Oswald thus established that, in determining whether a sports participant may be liable for injuries to another player caused by mere negligence, the relevant inquiry is whether the participants were involved in a contact sport, not whether they were organized and coached. We find no basis for imposing a greater duty of care on youths merely because their games have shifted from the school gymnasium to their homes.
In the instant case, the parties admit their participation in a floor hockey game; their description of the game reveals the adaptation of ordinary hockey rules for their game and corroborates the common conception of hockey as a contact sport. Plaintiff, having conceded his participation in a contact sport, was precluded from recovery on a negligence claim as a matter of law. Summary judgment for defendant was therefore proper on that claim.
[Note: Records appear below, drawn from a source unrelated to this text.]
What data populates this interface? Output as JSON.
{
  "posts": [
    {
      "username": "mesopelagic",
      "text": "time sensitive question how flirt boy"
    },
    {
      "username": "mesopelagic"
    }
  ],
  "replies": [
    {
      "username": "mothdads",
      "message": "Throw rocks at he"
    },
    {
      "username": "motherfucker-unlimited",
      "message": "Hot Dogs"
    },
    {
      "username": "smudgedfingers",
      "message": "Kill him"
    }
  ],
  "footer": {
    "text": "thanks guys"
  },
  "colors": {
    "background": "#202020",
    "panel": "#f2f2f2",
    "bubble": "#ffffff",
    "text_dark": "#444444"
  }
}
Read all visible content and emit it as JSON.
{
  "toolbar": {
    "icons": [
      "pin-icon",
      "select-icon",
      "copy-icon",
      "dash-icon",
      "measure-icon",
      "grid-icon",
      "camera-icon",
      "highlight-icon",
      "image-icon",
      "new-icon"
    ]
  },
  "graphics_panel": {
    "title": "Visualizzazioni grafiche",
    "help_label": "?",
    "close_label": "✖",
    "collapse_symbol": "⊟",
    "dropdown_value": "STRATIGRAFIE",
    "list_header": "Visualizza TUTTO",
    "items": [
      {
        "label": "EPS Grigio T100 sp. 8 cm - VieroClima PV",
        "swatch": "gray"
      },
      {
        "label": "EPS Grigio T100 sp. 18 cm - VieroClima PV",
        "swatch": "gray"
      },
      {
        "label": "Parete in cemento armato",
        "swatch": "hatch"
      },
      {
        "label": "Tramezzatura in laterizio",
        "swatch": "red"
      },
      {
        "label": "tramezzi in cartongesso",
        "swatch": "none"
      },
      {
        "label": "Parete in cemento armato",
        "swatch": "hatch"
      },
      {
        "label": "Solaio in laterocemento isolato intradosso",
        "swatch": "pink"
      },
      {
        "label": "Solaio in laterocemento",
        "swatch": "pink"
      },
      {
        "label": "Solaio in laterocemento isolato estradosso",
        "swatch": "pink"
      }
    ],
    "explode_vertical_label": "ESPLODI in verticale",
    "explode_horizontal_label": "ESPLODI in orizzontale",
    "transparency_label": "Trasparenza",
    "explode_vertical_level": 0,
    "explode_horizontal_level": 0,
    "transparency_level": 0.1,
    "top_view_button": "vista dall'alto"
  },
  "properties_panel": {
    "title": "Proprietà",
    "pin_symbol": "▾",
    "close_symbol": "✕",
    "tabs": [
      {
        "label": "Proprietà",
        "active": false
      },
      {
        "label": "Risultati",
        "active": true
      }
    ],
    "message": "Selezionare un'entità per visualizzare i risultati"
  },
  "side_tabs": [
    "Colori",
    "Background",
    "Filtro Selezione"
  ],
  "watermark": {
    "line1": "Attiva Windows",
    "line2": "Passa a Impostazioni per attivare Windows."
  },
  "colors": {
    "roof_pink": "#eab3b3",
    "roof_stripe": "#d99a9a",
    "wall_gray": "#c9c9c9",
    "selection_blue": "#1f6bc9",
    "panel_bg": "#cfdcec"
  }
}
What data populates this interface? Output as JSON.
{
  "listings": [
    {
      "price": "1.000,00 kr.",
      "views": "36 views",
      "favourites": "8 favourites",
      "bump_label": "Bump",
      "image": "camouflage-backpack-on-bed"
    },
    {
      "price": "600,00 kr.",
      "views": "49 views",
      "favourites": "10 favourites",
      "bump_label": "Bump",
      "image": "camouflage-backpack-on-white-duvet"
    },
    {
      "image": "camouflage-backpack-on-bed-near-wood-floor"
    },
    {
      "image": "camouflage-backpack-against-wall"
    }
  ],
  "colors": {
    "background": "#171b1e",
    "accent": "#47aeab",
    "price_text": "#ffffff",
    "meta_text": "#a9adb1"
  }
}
We also find summary judgment to be an appropriate Disposition of plaintiff's claim of willful and wanton conduct on the part of defendant. Willful and wanton conduct has been defined as an intentional or reckless disregard for the safety of others. (Coleman v. Hermann (1983), 116 Ill. App. 3d 448, 452 N.E.2d 620.) We agree with the trial court's determination that there is no evidence to support such a claim in this case. The parties, by their own estimate, had played the game under similar conditions more than 20 times prior to the date in question without injury to any of the participants. The plastic puck they used had been lifted above floor level many times. Plaintiff argues that defendant's shot showed a reckless disregard for his safety, yet his own participation as goalie without the use of a mask indicates that the players perceived no danger from the puck. Plaintiff has made no suggestion that defendant's action was anything other than a goal-scoring attempt in the course of a normal hockey game. These facts can hardly be construed as a disregard of danger ...